---------- DATASET CONTENT

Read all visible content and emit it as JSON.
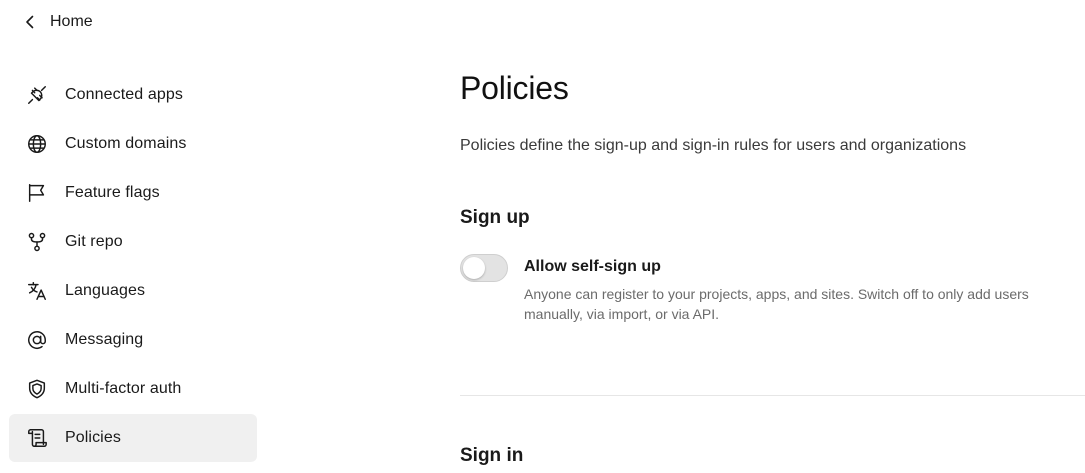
{
  "nav": {
    "back_label": "Home",
    "items": [
      {
        "label": "Connected apps",
        "icon": "plug-icon"
      },
      {
        "label": "Custom domains",
        "icon": "globe-icon"
      },
      {
        "label": "Feature flags",
        "icon": "flag-icon"
      },
      {
        "label": "Git repo",
        "icon": "git-branch-icon"
      },
      {
        "label": "Languages",
        "icon": "translate-icon"
      },
      {
        "label": "Messaging",
        "icon": "at-sign-icon"
      },
      {
        "label": "Multi-factor auth",
        "icon": "shield-icon"
      },
      {
        "label": "Policies",
        "icon": "scroll-icon",
        "active": true
      }
    ]
  },
  "main": {
    "title": "Policies",
    "description": "Policies define the sign-up and sign-in rules for users and organizations",
    "signup": {
      "title": "Sign up",
      "self_signup": {
        "label": "Allow self-sign up",
        "description": "Anyone can register to your projects, apps, and sites. Switch off to only add users manually, via import, or via API.",
        "enabled": false
      }
    },
    "signin": {
      "title": "Sign in"
    }
  },
  "colors": {
    "active_bg": "#f0f0f0",
    "toggle_off": "#e3e3e3",
    "muted_text": "#6b6b6b"
  }
}
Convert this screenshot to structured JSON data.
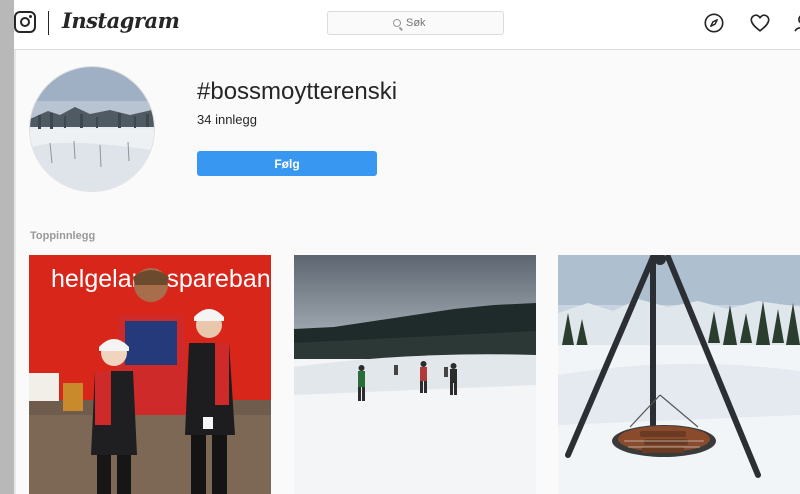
{
  "header": {
    "logo_text": "Instagram",
    "search_placeholder": "Søk"
  },
  "profile": {
    "hashtag": "#bossmoytterenski",
    "post_count": "34 innlegg",
    "follow_label": "Følg"
  },
  "section": {
    "top_posts_label": "Toppinnlegg"
  },
  "photos": [
    {
      "banner_text": "helgeland sparebank"
    },
    {},
    {}
  ],
  "colors": {
    "follow_button": "#3897f0",
    "banner_red": "#e2231a"
  }
}
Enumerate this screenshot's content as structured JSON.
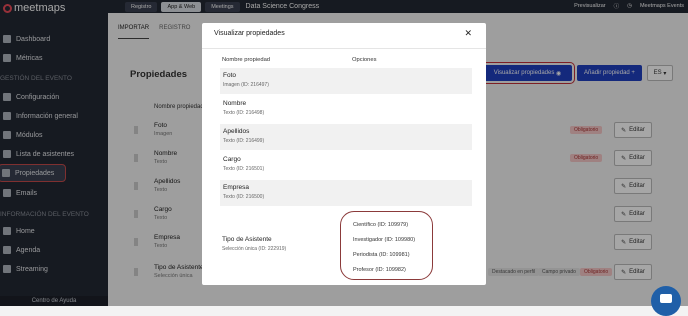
{
  "sidebar": {
    "logo": "meetmaps",
    "items_top": [
      {
        "label": "Dashboard"
      },
      {
        "label": "Métricas"
      }
    ],
    "section_event": "GESTIÓN DEL EVENTO",
    "items_event": [
      {
        "label": "Configuración"
      },
      {
        "label": "Información general"
      },
      {
        "label": "Módulos"
      },
      {
        "label": "Lista de asistentes"
      },
      {
        "label": "Propiedades"
      },
      {
        "label": "Emails"
      }
    ],
    "section_info": "INFORMACIÓN DEL EVENTO",
    "items_info": [
      {
        "label": "Home"
      },
      {
        "label": "Agenda"
      },
      {
        "label": "Streaming"
      }
    ],
    "help": "Centro de Ayuda"
  },
  "topbar": {
    "buttons": [
      "Registro",
      "App & Web",
      "Meetings"
    ],
    "event_title": "Data Science Congress",
    "preview": "Previsualizar",
    "user": "Meetmaps Events"
  },
  "page": {
    "tabs": [
      "IMPORTAR",
      "REGISTRO"
    ],
    "title": "Propiedades",
    "col_header": "Nombre propiedad",
    "btn_visualizar": "Visualizar propiedades",
    "btn_add": "Añadir propiedad",
    "lang": "ES",
    "edit_label": "Editar",
    "rows": [
      {
        "name": "Foto",
        "type": "Imagen",
        "badge": "Obligatorio"
      },
      {
        "name": "Nombre",
        "type": "Texto",
        "badge": "Obligatorio"
      },
      {
        "name": "Apellidos",
        "type": "Texto",
        "badge": ""
      },
      {
        "name": "Cargo",
        "type": "Texto",
        "badge": ""
      },
      {
        "name": "Empresa",
        "type": "Texto",
        "badge": ""
      },
      {
        "name": "Tipo de Asistente",
        "type": "Selección única",
        "badge": ""
      }
    ],
    "last_row_tags": [
      "Destacado en perfil",
      "Campo privado",
      "Obligatorio"
    ]
  },
  "modal": {
    "title": "Visualizar propiedades",
    "col_name": "Nombre propiedad",
    "col_options": "Opciones",
    "rows": [
      {
        "name": "Foto",
        "type": "Imagen (ID: 216497)"
      },
      {
        "name": "Nombre",
        "type": "Texto (ID: 216498)"
      },
      {
        "name": "Apellidos",
        "type": "Texto (ID: 216499)"
      },
      {
        "name": "Cargo",
        "type": "Texto (ID: 216501)"
      },
      {
        "name": "Empresa",
        "type": "Texto (ID: 216500)"
      }
    ],
    "tipo": {
      "name": "Tipo de Asistente",
      "type": "Selección única (ID: 222919)"
    },
    "options": [
      "Científico (ID: 109979)",
      "Investigador (ID: 109980)",
      "Periodista (ID: 109981)",
      "Profesor (ID: 109982)"
    ]
  }
}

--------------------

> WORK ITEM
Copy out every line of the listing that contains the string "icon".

> RESPONSE
        "icon": "plug-icon"
        "icon": "globe-icon"
        "icon": "flag-icon"
        "icon": "git-branch-icon"
        "icon": "translate-icon"
        "icon": "at-sign-icon"
        "icon": "shield-icon"
        "icon": "scroll-icon",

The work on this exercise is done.